Anthropology, Hunter College
Saturday All day, Clinch Concourse
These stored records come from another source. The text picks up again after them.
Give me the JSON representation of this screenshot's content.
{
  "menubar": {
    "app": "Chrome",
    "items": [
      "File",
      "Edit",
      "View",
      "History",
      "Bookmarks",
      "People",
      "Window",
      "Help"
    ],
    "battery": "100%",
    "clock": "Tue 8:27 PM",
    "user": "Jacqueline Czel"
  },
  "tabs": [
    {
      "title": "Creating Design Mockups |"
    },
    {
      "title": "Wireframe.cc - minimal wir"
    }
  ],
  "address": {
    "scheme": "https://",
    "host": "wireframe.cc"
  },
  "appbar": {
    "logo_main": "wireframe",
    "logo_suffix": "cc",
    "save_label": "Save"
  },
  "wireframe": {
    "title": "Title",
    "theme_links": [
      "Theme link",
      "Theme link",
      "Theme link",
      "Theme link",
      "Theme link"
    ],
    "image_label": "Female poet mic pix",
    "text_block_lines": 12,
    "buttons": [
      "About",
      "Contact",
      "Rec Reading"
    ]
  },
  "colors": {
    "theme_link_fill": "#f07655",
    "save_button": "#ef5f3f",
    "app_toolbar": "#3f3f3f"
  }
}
Studies of primate locomotor anatomy and kinematics have demonstrated that arboreal primates have highly mobile shoulder joints and use greater forelimb protraction during quadrupedal locomotion compared to terrestrial mammals; these traits are argued to reflect adaptations for terminal branch foraging and locomotion. Eastern grey squirrels (Sciurus carolinensis) have recently been shown to engage in terminal branch foraging similar to arboreal primates, despite a lack of orbital convergence, opposable first rays, and other primate traits. Here, we examine the skeletal morphology of the gray squirrel forelimb to test for functional convergence with arboreal primates. Morphological characteristics of the scapula, humerus, and ulna, including the size of the humeral head, the size of the supraspinatus and subscapularis facets on the humerus, the length of forelimb bones, width and angle of the bicipital groove, the spinoglenoid angle and the supraspinatus facet angle, were examined in small-bodied arboreal primates and gray squirrels. Results suggest that the squirrel shoulder is similar in some ways to that of other small bodied primates, but reveal possible functional differences in the elbow.